## What you need to do
All entries below are to be written out again exactly, but no picture is to be copied.

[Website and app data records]

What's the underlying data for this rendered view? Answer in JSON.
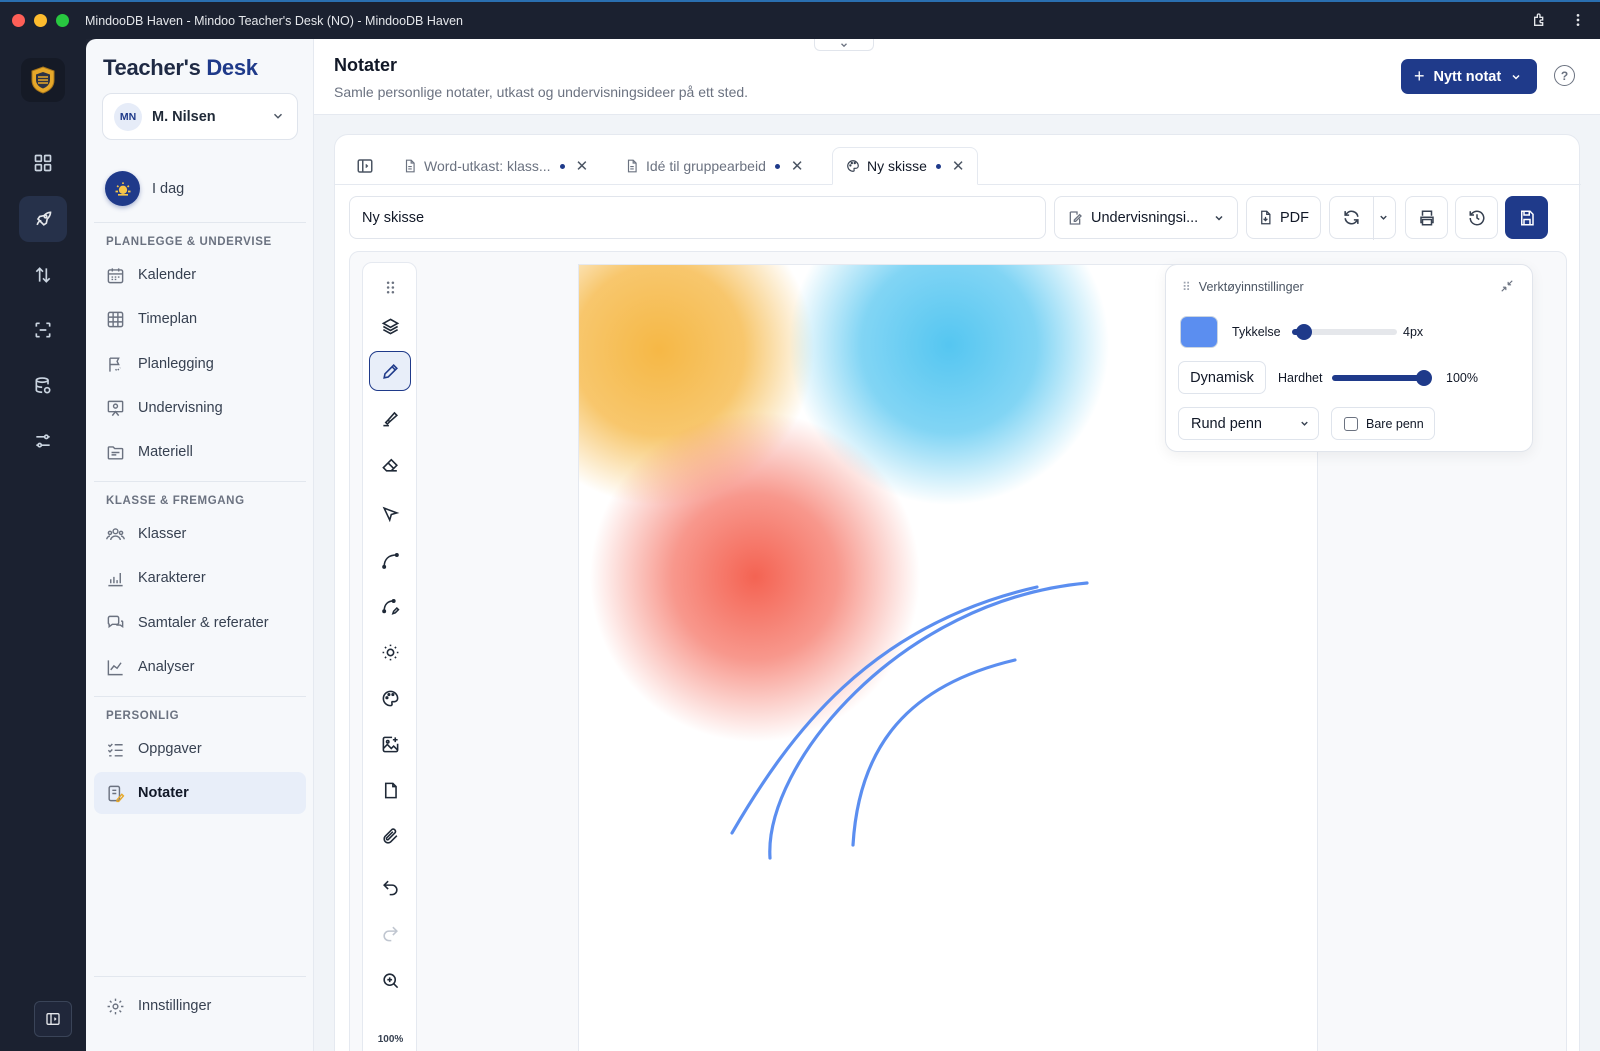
{
  "window": {
    "title": "MindooDB Haven - Mindoo Teacher's Desk (NO) - MindooDB Haven"
  },
  "brand": {
    "part1": "Teacher's",
    "part2": "Desk"
  },
  "user": {
    "initials": "MN",
    "name": "M. Nilsen"
  },
  "today": {
    "label": "I dag"
  },
  "sidebar": {
    "sections": [
      {
        "title": "PLANLEGGE & UNDERVISE"
      },
      {
        "title": "KLASSE & FREMGANG"
      },
      {
        "title": "PERSONLIG"
      }
    ],
    "items": [
      {
        "label": "Kalender",
        "icon": "calendar-icon"
      },
      {
        "label": "Timeplan",
        "icon": "grid-icon"
      },
      {
        "label": "Planlegging",
        "icon": "flag-icon"
      },
      {
        "label": "Undervisning",
        "icon": "presentation-icon"
      },
      {
        "label": "Materiell",
        "icon": "folder-icon"
      },
      {
        "label": "Klasser",
        "icon": "users-icon"
      },
      {
        "label": "Karakterer",
        "icon": "bar-chart-icon"
      },
      {
        "label": "Samtaler & referater",
        "icon": "chat-icon"
      },
      {
        "label": "Analyser",
        "icon": "line-chart-icon"
      },
      {
        "label": "Oppgaver",
        "icon": "checklist-icon"
      },
      {
        "label": "Notater",
        "icon": "notes-icon",
        "active": true
      }
    ],
    "settings_label": "Innstillinger"
  },
  "header": {
    "title": "Notater",
    "subtitle": "Samle personlige notater, utkast og undervisningsideer på ett sted.",
    "new_button": "Nytt notat"
  },
  "tabs": [
    {
      "label": "Word-utkast: klass...",
      "unsaved": true
    },
    {
      "label": "Idé til gruppearbeid",
      "unsaved": true
    },
    {
      "label": "Ny skisse",
      "unsaved": true,
      "active": true
    }
  ],
  "editor": {
    "title_value": "Ny skisse",
    "category": "Undervisningsi...",
    "pdf_label": "PDF",
    "zoom": "100%"
  },
  "tool_settings": {
    "title": "Verktøyinnstillinger",
    "pen_color": "#5b8ef0",
    "thickness_label": "Tykkelse",
    "thickness_value": "4px",
    "thickness_fraction": 0.05,
    "dynamic_label": "Dynamisk",
    "hardness_label": "Hardhet",
    "hardness_value": "100%",
    "hardness_fraction": 1.0,
    "pen_type": "Rund penn",
    "pen_only_label": "Bare penn",
    "pen_only_checked": false
  },
  "colors": {
    "accent": "#1f3a8a",
    "blob_orange": "#f5b43c",
    "blob_blue": "#4cc3f0",
    "blob_red": "#f4604f",
    "stroke": "#5b8ef0"
  }
}
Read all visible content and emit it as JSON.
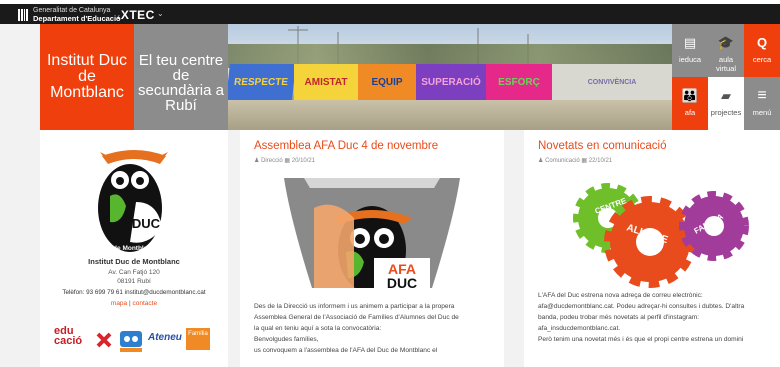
{
  "topbar": {
    "gen_line1": "Generalitat de Catalunya",
    "gen_line2": "Departament d'Educació",
    "xtec": ".XTEC",
    "chevron": "⌄"
  },
  "hero": {
    "institute": [
      "Institut Duc",
      "de",
      "Montblanc"
    ],
    "tagline": [
      "El teu centre de",
      "secundària a",
      "Rubí"
    ],
    "mural_words": [
      "RESPECTE",
      "AMISTAT",
      "EQUIP",
      "SUPERACIÓ",
      "ESFORÇ",
      "CONVIVÈNCIA"
    ],
    "tiles": [
      {
        "label": "ieduca",
        "icon": "▤",
        "bg": "#8c8c8c",
        "color": "#ffffff"
      },
      {
        "label": "aula virtual",
        "icon": "🎓",
        "bg": "#8c8c8c",
        "color": "#ffffff"
      },
      {
        "label": "cerca",
        "icon": "Q",
        "bg": "#ef3f0d",
        "color": "#ffffff"
      },
      {
        "label": "afa",
        "icon": "👪",
        "bg": "#ef3f0d",
        "color": "#ffffff"
      },
      {
        "label": "projectes",
        "icon": "▰",
        "bg": "#ffffff",
        "color": "#555555"
      },
      {
        "label": "menú",
        "icon": "≡",
        "bg": "#8c8c8c",
        "color": "#ffffff"
      }
    ]
  },
  "sidebar": {
    "logo_text_duc": "DUC",
    "logo_text_mont": "de Montblanc",
    "name": "Institut Duc de Montblanc",
    "address1": "Av. Can Fatjó 120",
    "address2": "08191 Rubí",
    "contact": "Telèfon: 93 699 79 61 institut@ducdemontblanc.cat",
    "link_map": "mapa",
    "link_sep": "|",
    "link_contact": "contacte",
    "partner_educacio": "edu cació",
    "partner_ateneu": "Ateneu",
    "partner_familia": "Família"
  },
  "post1": {
    "title": "Assemblea AFA Duc 4 de novembre",
    "author": "Direcció",
    "date": "20/10/21",
    "img_text_afa": "AFA",
    "img_text_duc": "DUC",
    "lines": [
      "Des de la Direcció us informem i us animem a participar a la propera",
      "Assemblea General de l'Associació de Famílies d'Alumnes del Duc de",
      "la qual en teniu aquí a sota la convocatòria:",
      "Benvolgudes famílies,",
      "us convoquem a l'assemblea de l'AFA del Duc de Montblanc el"
    ]
  },
  "post2": {
    "title": "Novetats en comunicació",
    "author": "Comunicació",
    "date": "22/10/21",
    "gear_words": [
      "CENTRE",
      "ALUMNE",
      "FAMÍLIA"
    ],
    "lines": [
      "L'AFA del Duc estrena nova adreça de correu electrònic:",
      "afa@ducdemontblanc.cat. Podeu adreçar-hi consultes i dubtes. D'altra",
      "banda, podeu trobar més novetats al perfil d'instagram:",
      "afa_insducdemontblanc.cat.",
      "Però tenim una novetat més i és que el propi centre estrena un domini"
    ]
  },
  "colors": {
    "accent": "#ef3f0d",
    "gray": "#8c8c8c",
    "link": "#e84c1c"
  }
}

## Answer area
What's the underlying data for this rendered view? Answer in JSON.
{
  "window": {
    "title": "MindooDB Haven - Mindoo Teacher's Desk (NO) - MindooDB Haven"
  },
  "brand": {
    "part1": "Teacher's",
    "part2": "Desk"
  },
  "user": {
    "initials": "MN",
    "name": "M. Nilsen"
  },
  "today": {
    "label": "I dag"
  },
  "sidebar": {
    "sections": [
      {
        "title": "PLANLEGGE & UNDERVISE"
      },
      {
        "title": "KLASSE & FREMGANG"
      },
      {
        "title": "PERSONLIG"
      }
    ],
    "items": [
      {
        "label": "Kalender",
        "icon": "calendar-icon"
      },
      {
        "label": "Timeplan",
        "icon": "grid-icon"
      },
      {
        "label": "Planlegging",
        "icon": "flag-icon"
      },
      {
        "label": "Undervisning",
        "icon": "presentation-icon"
      },
      {
        "label": "Materiell",
        "icon": "folder-icon"
      },
      {
        "label": "Klasser",
        "icon": "users-icon"
      },
      {
        "label": "Karakterer",
        "icon": "bar-chart-icon"
      },
      {
        "label": "Samtaler & referater",
        "icon": "chat-icon"
      },
      {
        "label": "Analyser",
        "icon": "line-chart-icon"
      },
      {
        "label": "Oppgaver",
        "icon": "checklist-icon"
      },
      {
        "label": "Notater",
        "icon": "notes-icon",
        "active": true
      }
    ],
    "settings_label": "Innstillinger"
  },
  "header": {
    "title": "Notater",
    "subtitle": "Samle personlige notater, utkast og undervisningsideer på ett sted.",
    "new_button": "Nytt notat"
  },
  "tabs": [
    {
      "label": "Word-utkast: klass...",
      "unsaved": true
    },
    {
      "label": "Idé til gruppearbeid",
      "unsaved": true
    },
    {
      "label": "Ny skisse",
      "unsaved": true,
      "active": true
    }
  ],
  "editor": {
    "title_value": "Ny skisse",
    "category": "Undervisningsi...",
    "pdf_label": "PDF",
    "zoom": "100%"
  },
  "tool_settings": {
    "title": "Verktøyinnstillinger",
    "pen_color": "#5b8ef0",
    "thickness_label": "Tykkelse",
    "thickness_value": "4px",
    "thickness_fraction": 0.05,
    "dynamic_label": "Dynamisk",
    "hardness_label": "Hardhet",
    "hardness_value": "100%",
    "hardness_fraction": 1.0,
    "pen_type": "Rund penn",
    "pen_only_label": "Bare penn",
    "pen_only_checked": false
  },
  "colors": {
    "accent": "#1f3a8a",
    "blob_orange": "#f5b43c",
    "blob_blue": "#4cc3f0",
    "blob_red": "#f4604f",
    "stroke": "#5b8ef0"
  }
}
Read all visible content and emit it as JSON.
{
  "topbar": {
    "gen_line1": "Generalitat de Catalunya",
    "gen_line2": "Departament d'Educació",
    "xtec": ".XTEC",
    "chevron": "⌄"
  },
  "hero": {
    "institute": [
      "Institut Duc",
      "de",
      "Montblanc"
    ],
    "tagline": [
      "El teu centre de",
      "secundària a",
      "Rubí"
    ],
    "mural_words": [
      "RESPECTE",
      "AMISTAT",
      "EQUIP",
      "SUPERACIÓ",
      "ESFORÇ",
      "CONVIVÈNCIA"
    ],
    "tiles": [
      {
        "label": "ieduca",
        "icon": "▤",
        "bg": "#8c8c8c",
        "color": "#ffffff"
      },
      {
        "label": "aula virtual",
        "icon": "🎓",
        "bg": "#8c8c8c",
        "color": "#ffffff"
      },
      {
        "label": "cerca",
        "icon": "Q",
        "bg": "#ef3f0d",
        "color": "#ffffff"
      },
      {
        "label": "afa",
        "icon": "👪",
        "bg": "#ef3f0d",
        "color": "#ffffff"
      },
      {
        "label": "projectes",
        "icon": "▰",
        "bg": "#ffffff",
        "color": "#555555"
      },
      {
        "label": "menú",
        "icon": "≡",
        "bg": "#8c8c8c",
        "color": "#ffffff"
      }
    ]
  },
  "sidebar": {
    "logo_text_duc": "DUC",
    "logo_text_mont": "de Montblanc",
    "name": "Institut Duc de Montblanc",
    "address1": "Av. Can Fatjó 120",
    "address2": "08191 Rubí",
    "contact": "Telèfon: 93 699 79 61 institut@ducdemontblanc.cat",
    "link_map": "mapa",
    "link_sep": "|",
    "link_contact": "contacte",
    "partner_educacio": "edu cació",
    "partner_ateneu": "Ateneu",
    "partner_familia": "Família"
  },
  "post1": {
    "title": "Assemblea AFA Duc 4 de novembre",
    "author": "Direcció",
    "date": "20/10/21",
    "img_text_afa": "AFA",
    "img_text_duc": "DUC",
    "lines": [
      "Des de la Direcció us informem i us animem a participar a la propera",
      "Assemblea General de l'Associació de Famílies d'Alumnes del Duc de",
      "la qual en teniu aquí a sota la convocatòria:",
      "Benvolgudes famílies,",
      "us convoquem a l'assemblea de l'AFA del Duc de Montblanc el"
    ]
  },
  "post2": {
    "title": "Novetats en comunicació",
    "author": "Comunicació",
    "date": "22/10/21",
    "gear_words": [
      "CENTRE",
      "ALUMNE",
      "FAMÍLIA"
    ],
    "lines": [
      "L'AFA del Duc estrena nova adreça de correu electrònic:",
      "afa@ducdemontblanc.cat. Podeu adreçar-hi consultes i dubtes. D'altra",
      "banda, podeu trobar més novetats al perfil d'instagram:",
      "afa_insducdemontblanc.cat.",
      "Però tenim una novetat més i és que el propi centre estrena un domini"
    ]
  },
  "colors": {
    "accent": "#ef3f0d",
    "gray": "#8c8c8c",
    "link": "#e84c1c"
  }
}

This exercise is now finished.